- [Assignment]: Lift out each line of the data that holds "JSON".

- [Available data]:
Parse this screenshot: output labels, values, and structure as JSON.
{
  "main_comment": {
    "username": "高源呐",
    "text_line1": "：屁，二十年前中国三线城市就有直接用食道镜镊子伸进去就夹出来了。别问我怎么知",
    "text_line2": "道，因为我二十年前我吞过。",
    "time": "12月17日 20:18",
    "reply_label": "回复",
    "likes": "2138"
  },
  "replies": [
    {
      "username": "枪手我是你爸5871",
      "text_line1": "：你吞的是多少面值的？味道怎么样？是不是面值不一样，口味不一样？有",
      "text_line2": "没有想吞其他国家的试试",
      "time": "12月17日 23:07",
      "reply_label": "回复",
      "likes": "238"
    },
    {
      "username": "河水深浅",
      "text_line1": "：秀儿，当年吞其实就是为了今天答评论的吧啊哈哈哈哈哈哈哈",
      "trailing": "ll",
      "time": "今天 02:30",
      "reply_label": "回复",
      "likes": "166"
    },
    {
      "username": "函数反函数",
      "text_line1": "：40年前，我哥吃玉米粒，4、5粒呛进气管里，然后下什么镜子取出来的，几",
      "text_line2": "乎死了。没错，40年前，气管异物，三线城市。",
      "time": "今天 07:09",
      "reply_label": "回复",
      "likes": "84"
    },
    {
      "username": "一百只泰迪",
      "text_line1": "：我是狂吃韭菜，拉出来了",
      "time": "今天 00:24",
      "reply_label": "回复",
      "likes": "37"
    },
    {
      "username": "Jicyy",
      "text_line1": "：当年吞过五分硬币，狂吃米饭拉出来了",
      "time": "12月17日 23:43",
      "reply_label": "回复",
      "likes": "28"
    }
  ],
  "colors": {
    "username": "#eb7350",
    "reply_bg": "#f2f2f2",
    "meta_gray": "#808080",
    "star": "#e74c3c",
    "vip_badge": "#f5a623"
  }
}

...

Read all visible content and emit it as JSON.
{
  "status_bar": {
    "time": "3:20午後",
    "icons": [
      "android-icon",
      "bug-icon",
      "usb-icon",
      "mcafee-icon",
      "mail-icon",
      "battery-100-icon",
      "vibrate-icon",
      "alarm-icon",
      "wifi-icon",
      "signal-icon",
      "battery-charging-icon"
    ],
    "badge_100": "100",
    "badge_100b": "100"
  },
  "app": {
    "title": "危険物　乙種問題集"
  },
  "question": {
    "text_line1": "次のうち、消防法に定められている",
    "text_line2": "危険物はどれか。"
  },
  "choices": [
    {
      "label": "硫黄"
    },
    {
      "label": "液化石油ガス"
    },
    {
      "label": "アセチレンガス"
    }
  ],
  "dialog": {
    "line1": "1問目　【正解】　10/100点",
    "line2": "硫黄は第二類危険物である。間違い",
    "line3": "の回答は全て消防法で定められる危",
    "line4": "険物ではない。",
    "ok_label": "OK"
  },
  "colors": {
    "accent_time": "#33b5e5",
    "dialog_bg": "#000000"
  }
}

- [Your solution]:
Parse this screenshot: output labels, values, and structure as JSON.
Read all visible content and emit it as JSON.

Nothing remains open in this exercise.